Could you return every record below word for word, leaving out the pictures?

**Excerpts from an interface dataset:**

*****

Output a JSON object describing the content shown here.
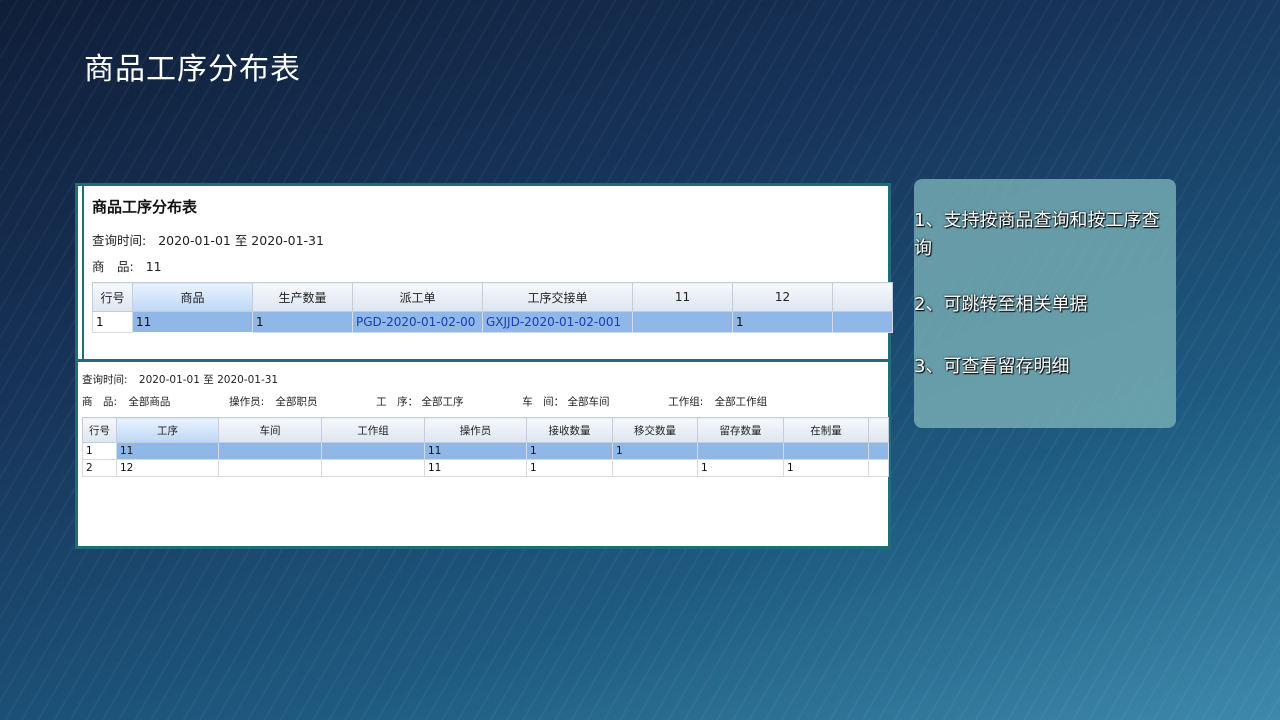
{
  "slide": {
    "title": "商品工序分布表"
  },
  "report_top": {
    "title": "商品工序分布表",
    "query_time_label": "查询时间:",
    "query_time_value": "2020-01-01 至 2020-01-31",
    "product_label": "商　品:",
    "product_value": "11",
    "table": {
      "headers": [
        "行号",
        "商品",
        "生产数量",
        "派工单",
        "工序交接单",
        "11",
        "12",
        ""
      ],
      "rows": [
        [
          "1",
          "11",
          "1",
          "PGD-2020-01-02-00",
          "GXJJD-2020-01-02-001",
          "",
          "1",
          ""
        ]
      ]
    }
  },
  "report_bottom": {
    "query_time_label": "查询时间:",
    "query_time_value": "2020-01-01 至 2020-01-31",
    "filters": [
      {
        "label": "商　品:",
        "value": "全部商品"
      },
      {
        "label": "操作员:",
        "value": "全部职员"
      },
      {
        "label": "工　序：",
        "value": "全部工序"
      },
      {
        "label": "车　间：",
        "value": "全部车间"
      },
      {
        "label": "工作组:",
        "value": "全部工作组"
      }
    ],
    "table": {
      "headers": [
        "行号",
        "工序",
        "车间",
        "工作组",
        "操作员",
        "接收数量",
        "移交数量",
        "留存数量",
        "在制量",
        ""
      ],
      "rows": [
        [
          "1",
          "11",
          "",
          "",
          "11",
          "1",
          "1",
          "",
          "",
          ""
        ],
        [
          "2",
          "12",
          "",
          "",
          "11",
          "1",
          "",
          "1",
          "1",
          ""
        ]
      ]
    }
  },
  "features": [
    "1、支持按商品查询和按工序查询",
    "2、可跳转至相关单据",
    "3、可查看留存明细"
  ]
}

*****

**Answer to the exercise:**
Output a JSON object describing the content shown here.
{
  "slide": {
    "title": "商品工序分布表"
  },
  "report_top": {
    "title": "商品工序分布表",
    "query_time_label": "查询时间:",
    "query_time_value": "2020-01-01 至 2020-01-31",
    "product_label": "商　品:",
    "product_value": "11",
    "table": {
      "headers": [
        "行号",
        "商品",
        "生产数量",
        "派工单",
        "工序交接单",
        "11",
        "12",
        ""
      ],
      "rows": [
        [
          "1",
          "11",
          "1",
          "PGD-2020-01-02-00",
          "GXJJD-2020-01-02-001",
          "",
          "1",
          ""
        ]
      ]
    }
  },
  "report_bottom": {
    "query_time_label": "查询时间:",
    "query_time_value": "2020-01-01 至 2020-01-31",
    "filters": [
      {
        "label": "商　品:",
        "value": "全部商品"
      },
      {
        "label": "操作员:",
        "value": "全部职员"
      },
      {
        "label": "工　序：",
        "value": "全部工序"
      },
      {
        "label": "车　间：",
        "value": "全部车间"
      },
      {
        "label": "工作组:",
        "value": "全部工作组"
      }
    ],
    "table": {
      "headers": [
        "行号",
        "工序",
        "车间",
        "工作组",
        "操作员",
        "接收数量",
        "移交数量",
        "留存数量",
        "在制量",
        ""
      ],
      "rows": [
        [
          "1",
          "11",
          "",
          "",
          "11",
          "1",
          "1",
          "",
          "",
          ""
        ],
        [
          "2",
          "12",
          "",
          "",
          "11",
          "1",
          "",
          "1",
          "1",
          ""
        ]
      ]
    }
  },
  "features": [
    "1、支持按商品查询和按工序查询",
    "2、可跳转至相关单据",
    "3、可查看留存明细"
  ]
}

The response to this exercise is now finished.